Aislinn Antrim: Definitely. For some patients who, maybe they're not falling prey to the misinformation, but they're just tired of hearing about vaccines, and they've had COVID vaccines, and now boosters. Do you think kind of vaccine fatigue could impact flu vaccine rates?
Zachary Nelson, PharmD, BCIDP, BCPS: Yeah, I do. And I think this is something that I do see, I think, both on the patient side, and then maybe unintentionally, on the provider side as well. You know, I think we're all rightfully very concerned about getting people up to date with their COVID-19 vaccines. But it's easy to allow those other vaccines like influenza, pneumococcal pneumonia, things like that, to fall under the radar, or to not take those MyChart reminders or suggestions from providers about just another vaccine. I think it could be contributing to what we're seeing this year in terms of slightly lower vaccine rates. Again, the CDC is aware of this. And I think they, you know, were intentional about emphasizing that we can give all these vaccines at the same visit. And so, you don't have to continue to come back from multiple visits, especially for patients that have difficulty with transportation and things like that. But yes, I think I'm definitely hearing that from my patients and from colleagues as well.

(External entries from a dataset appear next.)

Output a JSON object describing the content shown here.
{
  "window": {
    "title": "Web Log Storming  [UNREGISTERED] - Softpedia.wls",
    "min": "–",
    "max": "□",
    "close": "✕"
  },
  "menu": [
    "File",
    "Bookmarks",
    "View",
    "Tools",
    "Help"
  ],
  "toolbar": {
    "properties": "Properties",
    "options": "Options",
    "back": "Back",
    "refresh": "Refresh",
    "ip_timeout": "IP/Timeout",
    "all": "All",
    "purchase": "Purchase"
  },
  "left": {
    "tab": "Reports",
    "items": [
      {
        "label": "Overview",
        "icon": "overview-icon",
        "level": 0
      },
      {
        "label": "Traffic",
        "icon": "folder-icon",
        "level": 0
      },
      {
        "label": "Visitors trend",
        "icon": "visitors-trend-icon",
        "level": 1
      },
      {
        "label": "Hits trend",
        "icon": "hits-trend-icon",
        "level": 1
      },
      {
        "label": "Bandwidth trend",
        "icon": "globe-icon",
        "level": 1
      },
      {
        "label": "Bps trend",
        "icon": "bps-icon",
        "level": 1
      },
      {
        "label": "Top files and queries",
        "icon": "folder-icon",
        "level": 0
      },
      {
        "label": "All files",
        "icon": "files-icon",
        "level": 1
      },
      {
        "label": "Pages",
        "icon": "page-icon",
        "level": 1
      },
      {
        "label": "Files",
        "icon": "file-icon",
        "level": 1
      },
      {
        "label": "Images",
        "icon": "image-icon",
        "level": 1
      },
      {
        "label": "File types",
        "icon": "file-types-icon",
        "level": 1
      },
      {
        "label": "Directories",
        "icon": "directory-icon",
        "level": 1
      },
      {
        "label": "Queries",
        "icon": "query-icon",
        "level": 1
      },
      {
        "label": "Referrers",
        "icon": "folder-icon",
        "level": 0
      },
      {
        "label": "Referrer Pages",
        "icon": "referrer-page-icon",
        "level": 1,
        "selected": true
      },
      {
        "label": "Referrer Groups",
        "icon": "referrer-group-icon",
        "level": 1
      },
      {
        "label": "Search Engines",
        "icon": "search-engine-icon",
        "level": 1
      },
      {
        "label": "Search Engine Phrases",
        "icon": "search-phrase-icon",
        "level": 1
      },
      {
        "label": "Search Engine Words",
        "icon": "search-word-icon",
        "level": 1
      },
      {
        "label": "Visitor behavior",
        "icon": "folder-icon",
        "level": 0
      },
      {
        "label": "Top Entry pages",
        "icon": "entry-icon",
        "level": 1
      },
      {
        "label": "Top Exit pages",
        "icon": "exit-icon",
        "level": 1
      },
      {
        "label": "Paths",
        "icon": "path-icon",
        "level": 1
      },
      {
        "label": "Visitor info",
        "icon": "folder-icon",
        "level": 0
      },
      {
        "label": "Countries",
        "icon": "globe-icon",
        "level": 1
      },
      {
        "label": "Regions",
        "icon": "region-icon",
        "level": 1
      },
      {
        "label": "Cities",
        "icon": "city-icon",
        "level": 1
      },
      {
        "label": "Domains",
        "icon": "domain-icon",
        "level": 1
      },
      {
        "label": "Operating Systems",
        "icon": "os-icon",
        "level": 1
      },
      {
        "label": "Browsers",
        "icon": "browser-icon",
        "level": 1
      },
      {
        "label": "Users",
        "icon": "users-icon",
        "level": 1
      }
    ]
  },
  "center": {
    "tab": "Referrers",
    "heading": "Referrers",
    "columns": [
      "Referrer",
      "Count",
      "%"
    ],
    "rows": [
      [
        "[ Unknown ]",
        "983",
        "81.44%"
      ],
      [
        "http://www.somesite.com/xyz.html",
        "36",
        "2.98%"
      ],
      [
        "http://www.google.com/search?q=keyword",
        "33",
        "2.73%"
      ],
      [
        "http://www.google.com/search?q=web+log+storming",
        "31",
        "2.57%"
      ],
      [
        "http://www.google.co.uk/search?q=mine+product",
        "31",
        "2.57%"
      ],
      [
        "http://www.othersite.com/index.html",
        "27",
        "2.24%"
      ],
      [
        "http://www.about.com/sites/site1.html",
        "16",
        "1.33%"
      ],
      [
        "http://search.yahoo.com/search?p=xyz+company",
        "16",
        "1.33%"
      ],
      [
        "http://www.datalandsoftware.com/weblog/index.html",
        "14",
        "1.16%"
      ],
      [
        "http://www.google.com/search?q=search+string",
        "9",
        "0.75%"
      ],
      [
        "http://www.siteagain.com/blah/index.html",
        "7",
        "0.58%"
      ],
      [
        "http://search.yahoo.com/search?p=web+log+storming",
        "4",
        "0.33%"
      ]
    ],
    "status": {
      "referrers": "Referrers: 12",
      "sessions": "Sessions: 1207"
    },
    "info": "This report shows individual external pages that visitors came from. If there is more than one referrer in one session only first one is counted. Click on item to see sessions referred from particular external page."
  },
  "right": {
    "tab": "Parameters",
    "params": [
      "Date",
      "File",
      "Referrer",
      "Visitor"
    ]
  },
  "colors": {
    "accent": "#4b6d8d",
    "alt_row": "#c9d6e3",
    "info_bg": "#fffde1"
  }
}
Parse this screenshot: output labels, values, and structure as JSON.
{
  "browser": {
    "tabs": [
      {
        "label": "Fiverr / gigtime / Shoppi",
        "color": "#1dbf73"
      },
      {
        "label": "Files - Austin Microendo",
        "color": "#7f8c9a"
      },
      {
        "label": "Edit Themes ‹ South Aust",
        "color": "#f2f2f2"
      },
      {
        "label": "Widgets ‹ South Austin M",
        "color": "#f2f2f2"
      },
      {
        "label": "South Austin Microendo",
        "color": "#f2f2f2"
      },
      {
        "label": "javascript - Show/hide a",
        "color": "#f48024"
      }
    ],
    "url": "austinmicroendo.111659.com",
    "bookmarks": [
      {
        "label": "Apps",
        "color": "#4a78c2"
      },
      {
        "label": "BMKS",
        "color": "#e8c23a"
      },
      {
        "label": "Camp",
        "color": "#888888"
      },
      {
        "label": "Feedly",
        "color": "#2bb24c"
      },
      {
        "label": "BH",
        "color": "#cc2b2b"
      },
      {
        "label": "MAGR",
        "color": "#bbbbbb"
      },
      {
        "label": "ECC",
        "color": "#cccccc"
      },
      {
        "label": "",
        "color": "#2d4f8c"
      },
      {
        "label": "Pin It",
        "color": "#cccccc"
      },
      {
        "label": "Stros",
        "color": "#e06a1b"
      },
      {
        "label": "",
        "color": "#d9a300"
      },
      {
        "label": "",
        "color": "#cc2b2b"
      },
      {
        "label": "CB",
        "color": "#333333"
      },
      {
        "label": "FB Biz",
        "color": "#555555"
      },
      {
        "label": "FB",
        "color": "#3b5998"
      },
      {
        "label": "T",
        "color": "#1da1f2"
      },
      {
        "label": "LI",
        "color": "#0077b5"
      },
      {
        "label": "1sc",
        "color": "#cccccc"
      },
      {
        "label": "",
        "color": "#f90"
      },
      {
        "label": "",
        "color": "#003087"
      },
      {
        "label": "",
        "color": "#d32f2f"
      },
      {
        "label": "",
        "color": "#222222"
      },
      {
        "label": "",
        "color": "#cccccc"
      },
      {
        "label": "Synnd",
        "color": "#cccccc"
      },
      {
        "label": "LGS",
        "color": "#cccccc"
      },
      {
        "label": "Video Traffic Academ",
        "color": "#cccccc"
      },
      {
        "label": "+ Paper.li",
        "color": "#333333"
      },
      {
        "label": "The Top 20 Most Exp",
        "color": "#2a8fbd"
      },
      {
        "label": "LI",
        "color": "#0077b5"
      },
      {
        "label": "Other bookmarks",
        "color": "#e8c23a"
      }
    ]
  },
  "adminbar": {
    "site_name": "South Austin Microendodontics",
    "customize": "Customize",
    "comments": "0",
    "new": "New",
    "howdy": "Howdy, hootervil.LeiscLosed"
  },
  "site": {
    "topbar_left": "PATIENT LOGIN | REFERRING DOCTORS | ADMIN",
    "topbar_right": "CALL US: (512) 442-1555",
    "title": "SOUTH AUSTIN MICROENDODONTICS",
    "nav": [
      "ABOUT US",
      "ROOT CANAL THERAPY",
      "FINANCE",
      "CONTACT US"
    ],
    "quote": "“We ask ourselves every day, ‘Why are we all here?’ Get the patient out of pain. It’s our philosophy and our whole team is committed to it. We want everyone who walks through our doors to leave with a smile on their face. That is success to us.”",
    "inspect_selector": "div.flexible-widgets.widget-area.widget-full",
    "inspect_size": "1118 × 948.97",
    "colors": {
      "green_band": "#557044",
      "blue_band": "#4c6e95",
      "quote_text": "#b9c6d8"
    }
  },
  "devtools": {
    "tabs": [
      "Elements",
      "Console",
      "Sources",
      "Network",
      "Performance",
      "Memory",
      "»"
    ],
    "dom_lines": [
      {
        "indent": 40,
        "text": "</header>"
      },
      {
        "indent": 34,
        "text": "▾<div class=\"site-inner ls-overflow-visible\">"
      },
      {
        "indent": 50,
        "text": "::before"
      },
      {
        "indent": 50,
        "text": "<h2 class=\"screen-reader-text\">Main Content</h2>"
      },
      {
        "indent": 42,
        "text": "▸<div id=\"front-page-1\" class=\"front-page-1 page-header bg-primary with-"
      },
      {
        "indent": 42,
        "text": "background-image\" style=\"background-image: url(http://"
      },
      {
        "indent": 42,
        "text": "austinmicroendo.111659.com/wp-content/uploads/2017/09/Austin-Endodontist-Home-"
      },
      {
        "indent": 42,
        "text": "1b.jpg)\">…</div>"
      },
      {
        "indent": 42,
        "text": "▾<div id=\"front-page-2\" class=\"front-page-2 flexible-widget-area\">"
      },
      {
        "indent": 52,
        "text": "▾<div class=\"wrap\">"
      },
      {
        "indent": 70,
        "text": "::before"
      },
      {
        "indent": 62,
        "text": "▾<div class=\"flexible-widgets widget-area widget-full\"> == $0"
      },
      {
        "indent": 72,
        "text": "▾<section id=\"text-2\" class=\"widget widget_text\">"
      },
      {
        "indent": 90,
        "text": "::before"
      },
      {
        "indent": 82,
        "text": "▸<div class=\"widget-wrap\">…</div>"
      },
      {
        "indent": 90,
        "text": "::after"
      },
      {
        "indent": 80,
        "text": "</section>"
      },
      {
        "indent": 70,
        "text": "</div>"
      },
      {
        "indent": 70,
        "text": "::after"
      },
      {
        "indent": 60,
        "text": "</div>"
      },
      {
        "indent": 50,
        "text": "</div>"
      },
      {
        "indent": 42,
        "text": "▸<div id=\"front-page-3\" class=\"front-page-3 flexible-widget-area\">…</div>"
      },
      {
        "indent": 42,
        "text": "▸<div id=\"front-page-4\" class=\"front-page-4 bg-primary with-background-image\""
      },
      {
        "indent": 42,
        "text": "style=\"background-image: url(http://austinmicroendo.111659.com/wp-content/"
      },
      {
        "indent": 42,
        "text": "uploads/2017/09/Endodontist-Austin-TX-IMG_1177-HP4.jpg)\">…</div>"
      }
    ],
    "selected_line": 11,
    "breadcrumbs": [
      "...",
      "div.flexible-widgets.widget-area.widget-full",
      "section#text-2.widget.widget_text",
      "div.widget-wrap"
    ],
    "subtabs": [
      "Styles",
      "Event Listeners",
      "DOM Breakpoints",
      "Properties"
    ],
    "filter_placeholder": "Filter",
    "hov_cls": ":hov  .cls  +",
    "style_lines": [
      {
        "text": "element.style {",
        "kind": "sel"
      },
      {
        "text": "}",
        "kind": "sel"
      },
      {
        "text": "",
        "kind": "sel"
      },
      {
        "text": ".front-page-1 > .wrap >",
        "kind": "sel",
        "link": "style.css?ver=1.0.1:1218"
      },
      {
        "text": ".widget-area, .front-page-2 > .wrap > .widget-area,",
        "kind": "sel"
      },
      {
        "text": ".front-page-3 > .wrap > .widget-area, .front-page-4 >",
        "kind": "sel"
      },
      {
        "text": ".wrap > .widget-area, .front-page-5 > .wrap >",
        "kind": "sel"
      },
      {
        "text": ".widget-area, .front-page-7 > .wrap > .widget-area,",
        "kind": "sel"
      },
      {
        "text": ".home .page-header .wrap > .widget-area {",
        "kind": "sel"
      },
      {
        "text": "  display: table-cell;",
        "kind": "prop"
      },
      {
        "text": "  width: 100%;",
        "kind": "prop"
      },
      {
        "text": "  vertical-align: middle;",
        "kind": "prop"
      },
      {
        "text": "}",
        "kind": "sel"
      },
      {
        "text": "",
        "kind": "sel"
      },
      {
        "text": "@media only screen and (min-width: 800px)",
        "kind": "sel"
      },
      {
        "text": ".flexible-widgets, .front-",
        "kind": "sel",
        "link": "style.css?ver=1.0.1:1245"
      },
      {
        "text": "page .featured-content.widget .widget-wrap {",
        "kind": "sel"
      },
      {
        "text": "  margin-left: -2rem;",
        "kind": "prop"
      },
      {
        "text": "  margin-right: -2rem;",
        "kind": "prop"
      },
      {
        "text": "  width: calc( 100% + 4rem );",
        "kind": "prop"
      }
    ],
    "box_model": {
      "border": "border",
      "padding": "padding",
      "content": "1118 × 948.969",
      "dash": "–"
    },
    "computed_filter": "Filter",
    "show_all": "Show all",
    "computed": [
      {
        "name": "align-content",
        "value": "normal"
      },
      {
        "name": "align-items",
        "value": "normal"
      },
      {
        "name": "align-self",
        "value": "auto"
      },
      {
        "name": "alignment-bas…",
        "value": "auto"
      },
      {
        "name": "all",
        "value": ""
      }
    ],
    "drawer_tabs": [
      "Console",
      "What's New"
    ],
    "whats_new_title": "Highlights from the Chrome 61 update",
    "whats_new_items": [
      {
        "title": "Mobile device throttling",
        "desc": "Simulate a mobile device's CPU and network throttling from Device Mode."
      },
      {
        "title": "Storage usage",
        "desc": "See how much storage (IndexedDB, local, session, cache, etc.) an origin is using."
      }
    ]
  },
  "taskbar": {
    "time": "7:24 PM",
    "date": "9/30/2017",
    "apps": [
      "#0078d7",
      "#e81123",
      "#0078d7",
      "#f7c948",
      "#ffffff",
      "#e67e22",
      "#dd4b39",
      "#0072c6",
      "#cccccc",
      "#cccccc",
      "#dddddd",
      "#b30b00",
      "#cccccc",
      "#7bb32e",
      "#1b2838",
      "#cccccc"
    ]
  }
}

Aislinn Antrim: Definitely. We're pretty far out at this point from next year's flu season, but what are you anticipating and what should pharmacists be aware of when they're looking ahead to that?
Zachary Nelson, PharmD, BCIDP, BCPS: Yeah, I think I put my crystal ball here somewhere. But I think it's hard to say. It'll be interesting to see what happens, not only for influenza, but for these other respiratory viruses, as well. As the appetite for mask wearing and staying at home when you're sick and remote work and things like that continues to decrease, I think it's possible that we might just see how much taking simple measures like mask wearing reduces the burden of disease, especially with these respiratory illnesses that are spread primarily from the droplets route, like influenza. So, it's hard to predict. And I think what our Australian friends will experience, you know, during their upcoming season—this summer for us—will be helpful in determining what will happen next year. But my hope is that we reinvigorate the education and awareness campaigns about the importance of influenza vaccination, because nobody, especially, you know, children, young children, and our older folks, deserve to die from something that's preventable. So hard to say as you had mentioned, but I'm hoping that with the education and with the awareness campaigns and with some of that information from Australia, that that will get a better sense later this summer as to what to expect next year
Aislinn Antrim: Thank you so much for speaking with me about this!
Zachary Nelson, PharmD, BCIDP, BCPS: Absolutely, my pleasure!